PF: No, and in fact who was Scotland oppressed by? England? Or Wales? I didn’t see Scotland as oppressed, whereas it was very much combined Britain oppressing Ireland.
TL: Would you still back that judgment today? Or would you see it differently now?
PF: I would probably still see Ireland as being politically more advanced than Britain. A lot of the other questions have been swept aside, like abortion rights and gay rights. They have come to Ireland. So those social questions that were retarded in Ireland and had been held back, now they have come about. Unfortunately, to some extent, it has been rightwing bourgeois politicians that have brought in those reforms. The republican movement didn’t take up those issues because they were so bound up in fighting the war and issues relating to that. Like prisoners and prison oppression and so on.
TL: Do you think they would have enhanced status if they had fought for those social causes?
PF: I thought they would have won a lot more support but they sort of held back on it. Now everyone, including the cops, are all for gay rights. It’s not at all controversial or progressive either.
TL: We are in a different position now with those questions, absolutely. Thinking again about the 1980s, There were big strikes and union protests in Britain. Was there something like that in Ireland?
PF: The problem with the miners’ strike in Britain was that the working class was divided. The Labour Party position was not really supportive of the miners although individual members were, and Thatcher was able to fight the miners to a standstill for a year. Kinnock who was the leader of the Labour Party at the time joined Thatcher in putting down the miners. The thing about Ireland, there wasn’t really something comparable to the miners’ strike but the republican movement was a significant movement that had a revolutionary cutting edge that was lacking in Britain. In Ireland there was a revolutionary nationalist movement that was armed and was taking on the British state. In the British Left they were not really taking on the state. They could have a strike and they might win or they might lose but the system was still going to renew itself and easily find a way through.

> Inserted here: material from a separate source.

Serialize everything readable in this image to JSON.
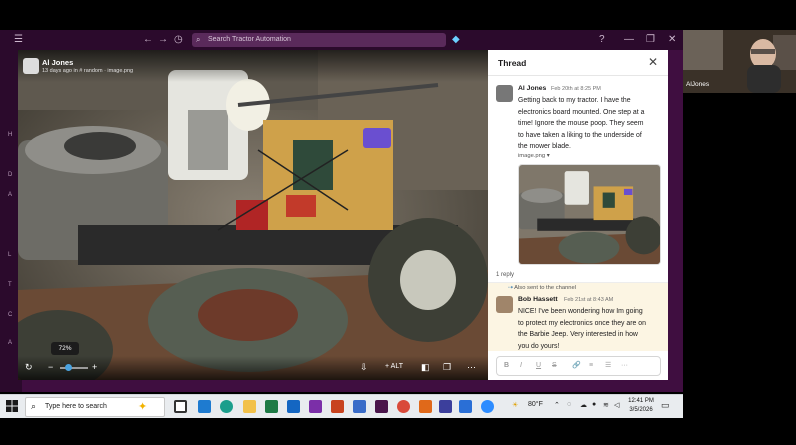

So if they got rid of Thatcher, so what? A Major or Tony Blair was going to stay. Now Sinn Fein has gone down that road, they are just another bourgeois party. It’s the biggest party in Ireland in the south and the north in electoral terms let alone numerical. They are just part of the furniture now. They have completely changed in terms of their members too. Mary Lou McDonald, for instance, wouldn’t have joined when the war was on. Adams has turned a formerly revolutionary movement – the IRA and Sinn Fein – into just Sinn Fein, and turned them into bourgeois politics.